The claim is unique in that the sleeve interfaces with the lock-ring using two prongs to eliminate any play, and the single lock-on eliminates the pressure point on the outside of the hand.

How to choose the best MTB grip

What MTB grips should I get? Lock-on vs slid-on grips

Lock-on grips have hard plastic with a rubber grip moulded around it. As the name suggests they slide on to your bars with ease and are held in place by clapping lock rings — some only have one, others have two. Because you bolt them on, they offer a high level of security, and it takes a hell of a lot of force to make them slip. Even with the rubber coating around the inner sleeve, lock-on grips aren't as forgiving as their slip-on cousins.

Push on grips are made entirely of a rubber or silicone foam and usually offer a more plush feel and vibration dampening because they are in direct contact with the bar. To actually get them on your bars, you'll need hairspray, rubbing alcohol or an air compressor — make sure there are no children present when doing so as there will likely be an expletive or two uttered with gusto.

Are all MTB grips the same size?

Grips vary in shape from perfectly round tubes to ovalized cylinders, and some even have supportive wings. Round grips seem to be more responsive, while broad flat surfaces help to spread pressure over a wider surface area and are more comfortable for some.

Some grips are totally smooth such as ESI's silicone grips, while others have deep grooves, some even verging on tread-like the Oury Lock-Ons. Channels cut into the grip help to move moisture mud and sweat away from your hands, though riders who regularly wear gloves tend to prefer smaller, less aggressive 'tread patterns.'

Just like tires, the rubber compound plays a role in grip and durability. When brands use words such as 'sticky' or 'ultra tacky' to describe their grips, they will offer good purchase but these compounds tend not to be very hard-wearing. 

Colin Levitch

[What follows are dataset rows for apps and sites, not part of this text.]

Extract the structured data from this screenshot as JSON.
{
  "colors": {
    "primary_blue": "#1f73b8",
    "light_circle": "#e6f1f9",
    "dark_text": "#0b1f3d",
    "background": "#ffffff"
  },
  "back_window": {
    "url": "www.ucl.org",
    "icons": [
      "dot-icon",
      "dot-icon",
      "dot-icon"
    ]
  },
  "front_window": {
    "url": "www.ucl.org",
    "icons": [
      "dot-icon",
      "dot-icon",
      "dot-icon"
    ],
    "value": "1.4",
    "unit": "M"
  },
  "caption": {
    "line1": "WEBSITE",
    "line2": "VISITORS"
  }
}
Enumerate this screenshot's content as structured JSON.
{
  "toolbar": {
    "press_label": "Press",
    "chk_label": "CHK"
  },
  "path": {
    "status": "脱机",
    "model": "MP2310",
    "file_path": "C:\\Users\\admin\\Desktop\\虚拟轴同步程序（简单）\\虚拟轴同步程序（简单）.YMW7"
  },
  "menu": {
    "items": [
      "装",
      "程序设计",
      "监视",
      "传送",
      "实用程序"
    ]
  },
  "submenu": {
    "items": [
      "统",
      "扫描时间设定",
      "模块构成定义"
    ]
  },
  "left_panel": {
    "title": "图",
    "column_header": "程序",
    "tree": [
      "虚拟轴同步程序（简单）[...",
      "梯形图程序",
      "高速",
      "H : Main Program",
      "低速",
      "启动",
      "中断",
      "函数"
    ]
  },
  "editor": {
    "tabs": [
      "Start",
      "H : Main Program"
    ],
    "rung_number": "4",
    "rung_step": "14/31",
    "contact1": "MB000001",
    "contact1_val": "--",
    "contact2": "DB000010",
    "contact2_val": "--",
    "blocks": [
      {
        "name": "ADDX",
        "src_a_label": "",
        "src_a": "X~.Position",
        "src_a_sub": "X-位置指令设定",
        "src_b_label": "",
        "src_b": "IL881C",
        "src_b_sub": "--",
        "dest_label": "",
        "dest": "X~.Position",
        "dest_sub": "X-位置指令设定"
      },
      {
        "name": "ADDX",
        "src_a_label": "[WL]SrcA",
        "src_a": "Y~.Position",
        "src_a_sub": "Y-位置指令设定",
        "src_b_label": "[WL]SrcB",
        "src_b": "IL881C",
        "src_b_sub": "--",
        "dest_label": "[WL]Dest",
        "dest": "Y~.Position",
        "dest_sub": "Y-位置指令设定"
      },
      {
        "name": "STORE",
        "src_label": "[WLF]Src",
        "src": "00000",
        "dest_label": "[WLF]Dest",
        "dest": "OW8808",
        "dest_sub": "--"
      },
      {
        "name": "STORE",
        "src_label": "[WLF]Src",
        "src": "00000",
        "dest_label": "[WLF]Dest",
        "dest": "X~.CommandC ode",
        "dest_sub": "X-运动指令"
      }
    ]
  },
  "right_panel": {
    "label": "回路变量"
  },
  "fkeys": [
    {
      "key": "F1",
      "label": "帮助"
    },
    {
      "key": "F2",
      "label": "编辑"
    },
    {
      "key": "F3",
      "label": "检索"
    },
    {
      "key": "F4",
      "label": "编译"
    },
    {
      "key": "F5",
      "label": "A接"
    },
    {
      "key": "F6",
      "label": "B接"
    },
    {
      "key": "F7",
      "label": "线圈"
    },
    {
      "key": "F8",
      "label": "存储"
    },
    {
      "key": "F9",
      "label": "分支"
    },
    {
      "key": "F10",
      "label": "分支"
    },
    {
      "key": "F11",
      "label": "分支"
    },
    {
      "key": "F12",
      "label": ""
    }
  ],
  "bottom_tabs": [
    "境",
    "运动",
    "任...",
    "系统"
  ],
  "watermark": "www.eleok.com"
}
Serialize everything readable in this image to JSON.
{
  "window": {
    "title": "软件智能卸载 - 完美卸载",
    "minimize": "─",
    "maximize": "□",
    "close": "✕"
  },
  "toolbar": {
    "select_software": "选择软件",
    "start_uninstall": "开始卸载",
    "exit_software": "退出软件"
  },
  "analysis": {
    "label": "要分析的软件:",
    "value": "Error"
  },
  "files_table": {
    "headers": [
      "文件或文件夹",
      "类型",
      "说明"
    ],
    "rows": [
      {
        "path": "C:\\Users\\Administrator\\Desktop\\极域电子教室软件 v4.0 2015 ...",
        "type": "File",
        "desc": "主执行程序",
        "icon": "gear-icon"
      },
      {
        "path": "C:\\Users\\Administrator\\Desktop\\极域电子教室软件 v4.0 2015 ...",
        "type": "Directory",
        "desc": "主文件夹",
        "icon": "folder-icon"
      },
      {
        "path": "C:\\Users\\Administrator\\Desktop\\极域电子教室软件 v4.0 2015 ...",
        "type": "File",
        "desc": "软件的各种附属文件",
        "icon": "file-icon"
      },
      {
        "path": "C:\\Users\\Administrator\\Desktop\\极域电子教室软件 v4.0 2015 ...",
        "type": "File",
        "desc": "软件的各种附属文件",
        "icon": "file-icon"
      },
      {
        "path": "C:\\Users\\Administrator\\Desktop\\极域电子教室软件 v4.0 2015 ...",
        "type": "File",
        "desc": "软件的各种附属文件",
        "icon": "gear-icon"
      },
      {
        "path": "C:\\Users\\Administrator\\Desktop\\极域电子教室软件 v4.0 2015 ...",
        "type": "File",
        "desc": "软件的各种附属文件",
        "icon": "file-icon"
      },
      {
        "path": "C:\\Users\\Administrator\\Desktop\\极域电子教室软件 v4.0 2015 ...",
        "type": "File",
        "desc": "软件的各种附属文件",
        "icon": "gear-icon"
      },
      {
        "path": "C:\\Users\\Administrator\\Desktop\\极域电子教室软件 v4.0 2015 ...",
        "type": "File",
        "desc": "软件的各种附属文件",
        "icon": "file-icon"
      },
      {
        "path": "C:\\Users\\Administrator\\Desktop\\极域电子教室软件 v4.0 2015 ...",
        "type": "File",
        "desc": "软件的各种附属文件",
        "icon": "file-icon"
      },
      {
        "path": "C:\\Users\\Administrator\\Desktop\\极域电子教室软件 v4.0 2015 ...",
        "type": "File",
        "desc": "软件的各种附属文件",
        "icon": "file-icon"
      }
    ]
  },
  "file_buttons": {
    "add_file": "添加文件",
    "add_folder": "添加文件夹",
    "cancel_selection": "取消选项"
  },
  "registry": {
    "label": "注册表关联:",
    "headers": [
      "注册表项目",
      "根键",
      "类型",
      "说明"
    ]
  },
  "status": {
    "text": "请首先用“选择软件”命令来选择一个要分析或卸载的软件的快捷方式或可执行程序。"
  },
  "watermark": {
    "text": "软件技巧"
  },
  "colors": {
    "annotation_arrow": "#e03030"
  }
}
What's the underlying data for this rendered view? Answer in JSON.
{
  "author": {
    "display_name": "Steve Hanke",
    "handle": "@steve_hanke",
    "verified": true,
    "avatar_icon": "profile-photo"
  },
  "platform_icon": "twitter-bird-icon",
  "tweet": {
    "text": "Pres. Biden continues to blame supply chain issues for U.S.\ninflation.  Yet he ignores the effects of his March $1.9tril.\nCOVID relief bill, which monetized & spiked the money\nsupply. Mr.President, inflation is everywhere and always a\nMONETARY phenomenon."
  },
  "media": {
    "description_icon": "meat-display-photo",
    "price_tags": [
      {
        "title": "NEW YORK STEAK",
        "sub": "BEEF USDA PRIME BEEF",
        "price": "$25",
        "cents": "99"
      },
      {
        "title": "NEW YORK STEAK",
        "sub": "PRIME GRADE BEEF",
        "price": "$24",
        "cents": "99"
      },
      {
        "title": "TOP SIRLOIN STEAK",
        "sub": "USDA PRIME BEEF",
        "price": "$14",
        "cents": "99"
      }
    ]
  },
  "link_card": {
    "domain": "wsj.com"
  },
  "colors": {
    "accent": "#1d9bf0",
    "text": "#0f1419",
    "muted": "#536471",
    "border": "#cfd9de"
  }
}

Born and bred in Colorado, and now based in Australia, Colin comes from a ski racing background and started riding as a way to stay fit through the summer months. His father, a former European pro, convinced him to join the Colorado State University collegiate cycling team, and he hasn't stopped since. It's not often he pins on a number nowadays, and you'll likely find him in search of flowy singletrack, gravel roads and hairpin corners. Colin has worked at and is a regular contributor to Australian Mountain Bike and Cyclist magazines. 

Rides: BMC Team Machine SLR01 Trek Top Fuel 9 Ibis Ripley